This is the second blog in the series of helpful herbs from A to Z, but first let’s begin with a disclaimer. The information provided in these blogs is not intended to replace professional health advice in any way. All information should only be used under direct supervision of a qualified health practitioner. Do not use essential oils on broken or sensitive skin and always use extreme caution with herbs and essential oils when pregnant or if you have a medical condition.
"Let food be thy medicine and medicine be thy food." - Hippocrates
This is a well-known quote and if you look deeper into your food choices you can see the wisdom behind it. With this in mind let's look at some easily available Western, Chinese, and Ayurvedic plants and herbs (that begin with the letter B) that have healing effects on the body.
Western Herb Basil (ocimum basilieum)
Parts used are the leaves and seeds.
Biochemical components - rich in an essential oil called estragol. This is comprised primarily of methychavicol. Also contain sponins, tannins, flavonoids, calcium, magnesium, potassium, iron, vitamin A, C, K, copper, and omega 3 fats. Basil is wound healing, antispasmodic, anti fungal, anti-bacterial, and has wound healing properties. This herb is also great as a digestive tonic, helping to ease constipation, stomach cramps and gas. Provides relief for coughs and flu because of its antibacterial properties. This is an easily obtained herb with numerous medicinal properties; eyes, lungs, kidneys, digestive, skin, immune system, headaches, stress reliever and more!
Topical uses - essential oil can be applied in a skin care product or diluted in carrier oil. Fresh leaves can be applied in a poultice for wound healing. The Essential oil can be applied to the temples to relieve headaches.
Internal uses - Can be eaten fresh in salads, pasta or with tomatoes and balsamic vinegar. To take as an infusion pour 1/4cup of boiling water over 2 tsp of dried leaves and steep for 10 minutes. Drink 1 cup of this infusion 2 times a day for 8 days. For inhalation, to help with head colds and sinus issues, pour boiling water over fresh leaves. Put a towel over your head and the steaming pot and inhale the steam.
Parts used are the seeds
Biochemical components - manganese, calcium, magnesium, iron, zinc, phosphorus, vitamin B1, amino acids, selenium, fiber, sesamin, sesamolin (lignans), phytic acid, oleic acid, and phytosterols. These things make black sesame seeds great at counteracting free radical damage, lowering blood cholesterol levels, helping to detoxify the body, and serve as a neuroprotective.
Topical uses - as an organic oil on hair and skin or in a skin care product.
Internal uses - seeds can be added to salads, smoothies or taken as oil.
Parts used the flower (peppercorn)

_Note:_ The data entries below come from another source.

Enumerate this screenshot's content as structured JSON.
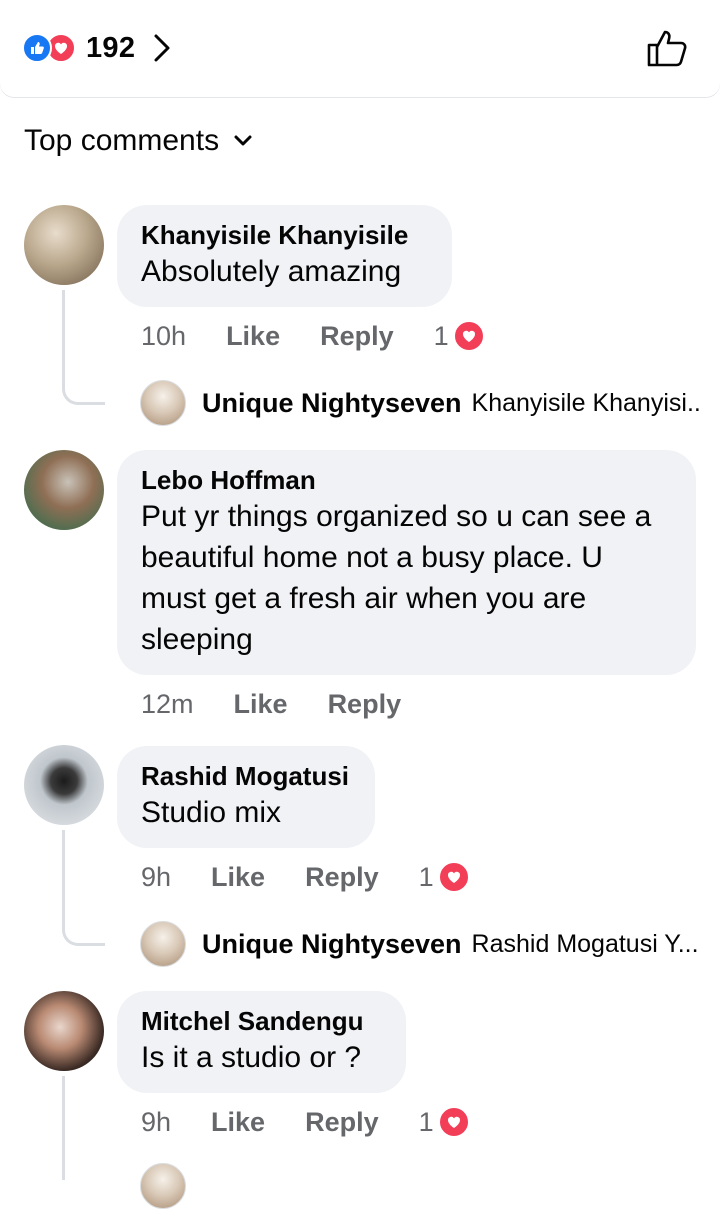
{
  "reactions": {
    "count": "192",
    "types": [
      "like-icon",
      "love-icon"
    ]
  },
  "sort_label": "Top comments",
  "comments": [
    {
      "name": "Khanyisile Khanyisile",
      "text": "Absolutely amazing",
      "time": "10h",
      "like": "Like",
      "reply": "Reply",
      "reaction_count": "1",
      "reply_preview": {
        "name": "Unique Nightyseven",
        "text": "Khanyisile Khanyisi..."
      }
    },
    {
      "name": "Lebo Hoffman",
      "text": "Put yr things organized so u can see a beautiful home not a busy place. U must get a fresh air when you are sleeping",
      "time": "12m",
      "like": "Like",
      "reply": "Reply"
    },
    {
      "name": "Rashid Mogatusi",
      "text": "Studio mix",
      "time": "9h",
      "like": "Like",
      "reply": "Reply",
      "reaction_count": "1",
      "reply_preview": {
        "name": "Unique Nightyseven",
        "text": "Rashid Mogatusi Y..."
      }
    },
    {
      "name": "Mitchel Sandengu",
      "text": "Is it a studio or ?",
      "time": "9h",
      "like": "Like",
      "reply": "Reply",
      "reaction_count": "1"
    }
  ],
  "colors": {
    "like_blue": "#1877f2",
    "love_red": "#f33e58",
    "bubble_bg": "#f0f2f5",
    "meta_gray": "#65676b"
  }
}
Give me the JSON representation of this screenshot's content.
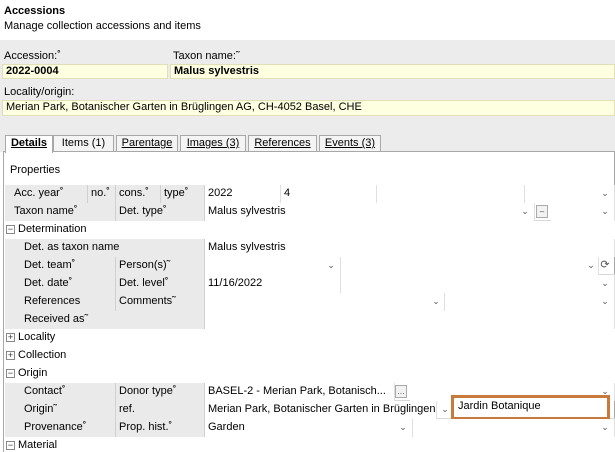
{
  "header": {
    "title": "Accessions",
    "subtitle": "Manage collection accessions and items"
  },
  "form": {
    "accession_label": "Accession:˚",
    "accession_value": "2022-0004",
    "taxon_label": "Taxon name:˜",
    "taxon_value": "Malus sylvestris",
    "locality_label": "Locality/origin:",
    "locality_value": "Merian Park, Botanischer Garten in Brüglingen AG, CH-4052 Basel, CHE"
  },
  "tabs": {
    "details": "Details",
    "items": "Items (1)",
    "parentage": "Parentage",
    "images": "Images (3)",
    "references": "References",
    "events": "Events (3)"
  },
  "panel": {
    "title": "Properties"
  },
  "rows": {
    "acc_year_label": "Acc. year˚",
    "no_label": "no.˚",
    "cons_label": "cons.˚",
    "type_label": "type˚",
    "acc_year_value": "2022",
    "acc_no_value": "4",
    "taxon_name_label": "Taxon name˚",
    "det_type_label": "Det. type˚",
    "taxon_name_value": "Malus sylvestris",
    "determination": "Determination",
    "det_as_taxon_label": "Det. as taxon name",
    "det_as_taxon_value": "Malus sylvestris",
    "det_team_label": "Det. team˚",
    "persons_label": "Person(s)˜",
    "det_date_label": "Det. date˚",
    "det_level_label": "Det. level˚",
    "det_date_value": "11/16/2022",
    "references_label": "References",
    "comments_label": "Comments˜",
    "received_as_label": "Received as˜",
    "locality": "Locality",
    "collection": "Collection",
    "origin": "Origin",
    "contact_label": "Contact˚",
    "donor_type_label": "Donor type˚",
    "donor_value": "BASEL-2 - Merian Park, Botanisch...",
    "origin_label": "Origin˜",
    "ref_label": "ref.",
    "origin_value": "Merian Park, Botanischer Garten in Brüglingen ...",
    "origin_highlight": "Jardin Botanique",
    "provenance_label": "Provenance˚",
    "prop_hist_label": "Prop. hist.˚",
    "provenance_value": "Garden",
    "material": "Material"
  },
  "colors": {
    "highlight_border": "#c8793c",
    "yellow_field": "#fefee0",
    "label_bg": "#eaeaea"
  }
}
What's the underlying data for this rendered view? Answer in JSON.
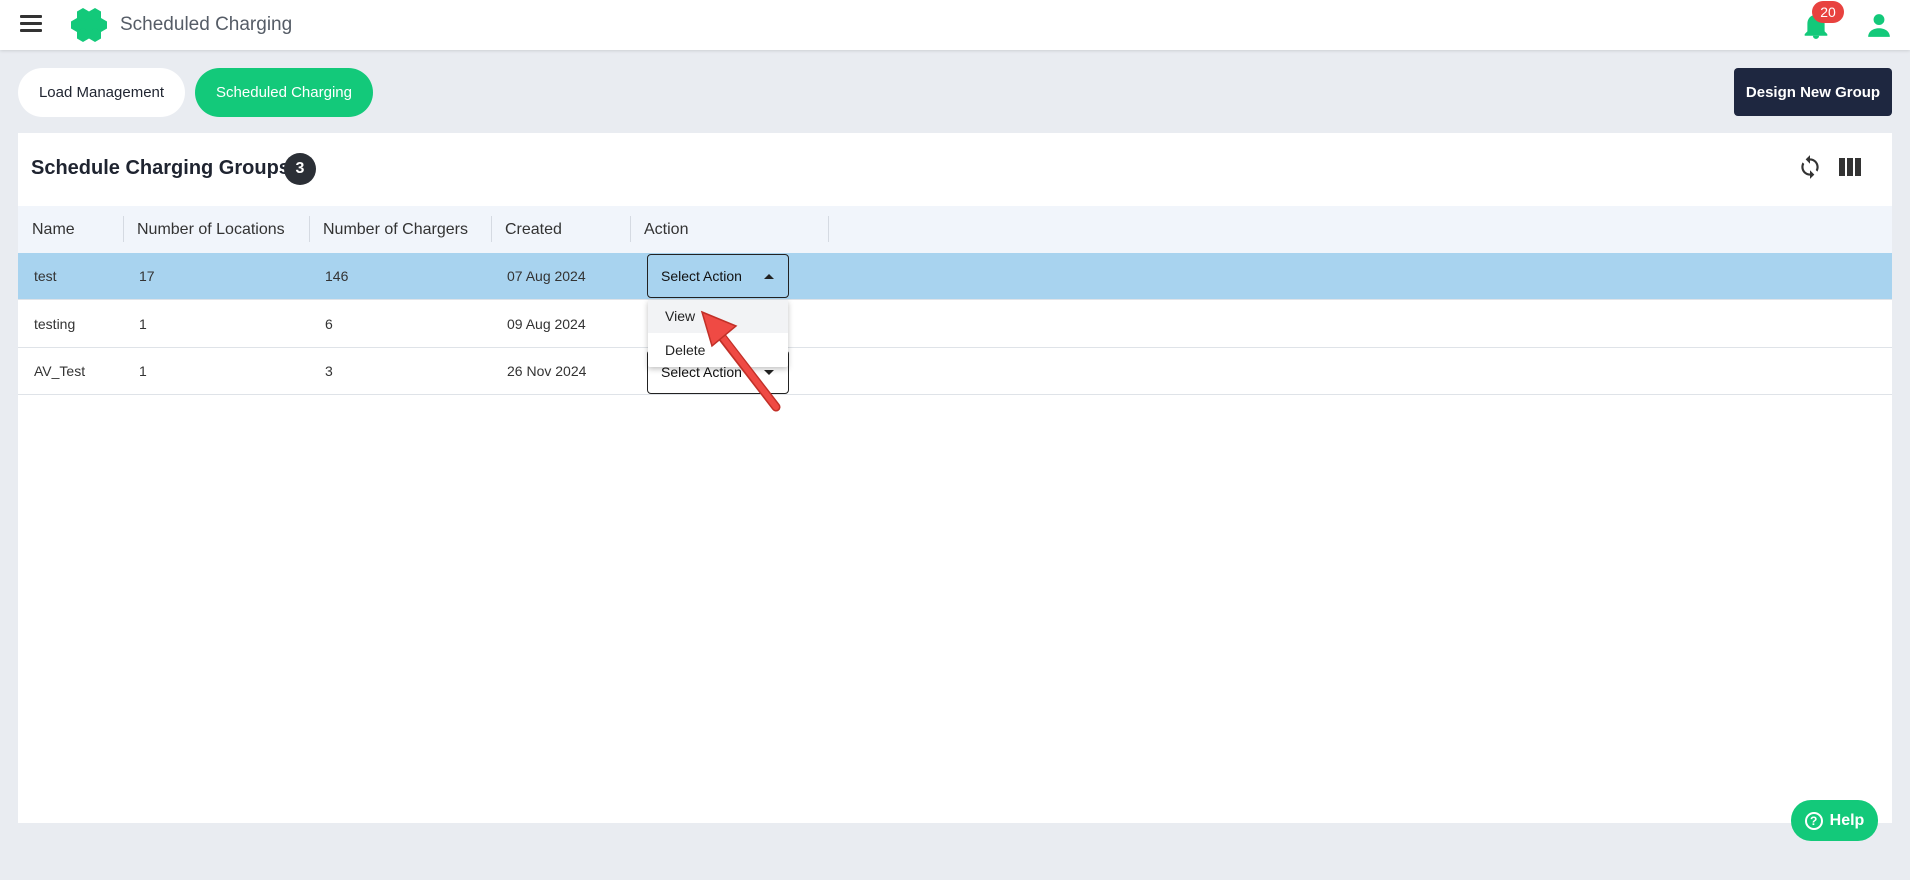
{
  "header": {
    "title": "Scheduled Charging",
    "notification_count": "20"
  },
  "tabs": [
    {
      "label": "Load Management",
      "active": false
    },
    {
      "label": "Scheduled Charging",
      "active": true
    }
  ],
  "toolbar": {
    "design_new_group_label": "Design New Group"
  },
  "panel": {
    "title": "Schedule Charging Groups",
    "count": "3"
  },
  "table": {
    "columns": [
      "Name",
      "Number of Locations",
      "Number of Chargers",
      "Created",
      "Action"
    ],
    "rows": [
      {
        "name": "test",
        "locations": "17",
        "chargers": "146",
        "created": "07 Aug 2024",
        "action": "Select Action"
      },
      {
        "name": "testing",
        "locations": "1",
        "chargers": "6",
        "created": "09 Aug 2024",
        "action": "Select Action"
      },
      {
        "name": "AV_Test",
        "locations": "1",
        "chargers": "3",
        "created": "26 Nov 2024",
        "action": "Select Action"
      }
    ]
  },
  "dropdown": {
    "options": [
      "View",
      "Delete"
    ]
  },
  "help": {
    "label": "Help"
  },
  "colors": {
    "accent": "#13c97a",
    "dark_button": "#1e2740",
    "selected_row": "#a8d3ef",
    "badge_red": "#e8423f",
    "annotation_arrow": "#e8423f"
  }
}
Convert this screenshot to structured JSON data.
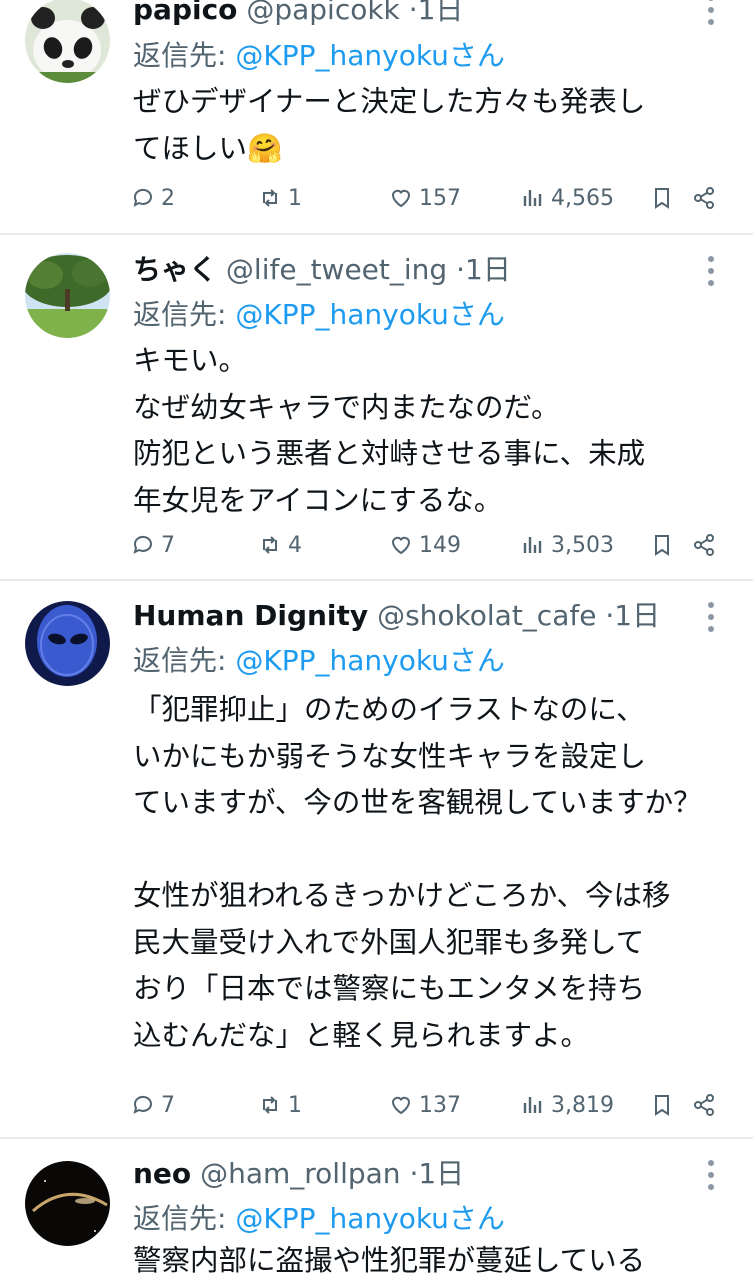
{
  "tweets": [
    {
      "name": "papico",
      "handle": "@papicokk",
      "time": "1日",
      "reply_label": "返信先: ",
      "reply_to": "@KPP_hanyokuさん",
      "text": "ぜひデザイナーと決定した方々も発表し\nてほしい🤗",
      "avatar_icon": "panda-avatar-icon",
      "stats": {
        "replies": "2",
        "reposts": "1",
        "likes": "157",
        "views": "4,565"
      }
    },
    {
      "name": "ちゃく",
      "handle": "@life_tweet_ing",
      "time": "1日",
      "reply_label": "返信先: ",
      "reply_to": "@KPP_hanyokuさん",
      "text": "キモい。\nなぜ幼女キャラで内またなのだ。\n防犯という悪者と対峙させる事に、未成\n年女児をアイコンにするな。",
      "avatar_icon": "tree-avatar-icon",
      "stats": {
        "replies": "7",
        "reposts": "4",
        "likes": "149",
        "views": "3,503"
      }
    },
    {
      "name": "Human Dignity",
      "handle": "@shokolat_cafe",
      "time": "1日",
      "reply_label": "返信先: ",
      "reply_to": "@KPP_hanyokuさん",
      "text": "「犯罪抑止」のためのイラストなのに、\nいかにもか弱そうな女性キャラを設定し\nていますが、今の世を客観視していますか？\n\n女性が狙われるきっかけどころか、今は移\n民大量受け入れで外国人犯罪も多発して\nおり「日本では警察にもエンタメを持ち\n込むんだな」と軽く見られますよ。",
      "avatar_icon": "alien-avatar-icon",
      "stats": {
        "replies": "7",
        "reposts": "1",
        "likes": "137",
        "views": "3,819"
      }
    },
    {
      "name": "neo",
      "handle": "@ham_rollpan",
      "time": "1日",
      "reply_label": "返信先: ",
      "reply_to": "@KPP_hanyokuさん",
      "text": "警察内部に盗撮や性犯罪が蔓延している",
      "avatar_icon": "space-avatar-icon"
    }
  ],
  "colors": {
    "link": "#1d9bf0",
    "muted": "#536471",
    "divider": "#e6eaec"
  }
}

Biochemical components - lignans, alkaloids, flavnoids, sabinene, pinene, phellndrene, linaloo, and limonene, chavicine and piperine. Black pepper is a broad spectrum antimicrobial, analgesic, and anti-inflammatory. It protects the liver, prevents depletion of glutathione (this is an important molecule produce by your body that is essential for the body to stay healthy, prevent aging, cancer, heart disease, dementia and more) and increases the absorption of other foods and herbs.
Topical uses - diluted in carrier oil or a skin care product. I use organic black pepper essential oil in an herbal muscle rub I make for topical pain relief.
Internal uses - whole or organic pepper corns or powdered in all foods, or you can put into whole milk with honey as a tonic. Taken as a capsule in trikatu powder which is 3 spices; ginger, black pepper, and Indian long pepper to stimulate digestive and metabolic functions in the body. Black pepper taken with turmeric increased the bioavailability by 154% and reduced the time for the body to absorb and utilize the health benefits by half. Turmeric is a panacea of health benefits that we will get to at a later date, but the ability for the body to absorb its many uses can only be achieved through black pepper.
Thank you for reading and I hope any of this information was helpful to you in your life. These are three great, easily incorporated herbs for your body’s health and wellness. Check back next week for three more helpful herbs that begin with the letter C.
Resources: Open Access Scientific Reports, Chemical Composition, Nutritional, Medicinal, and Functional Properties of Black Pepper: A review Murlidhar Meghwal and TK Goswanni
The Way of Ayurvedic Herbs, Karta Purkj Singh Khalsa and Michael Tierra
The Way of Chines Herbs, Michael Tierra L.A.C., O.M.D.
The Complete Guide to Natural Healing, International Masters Publishers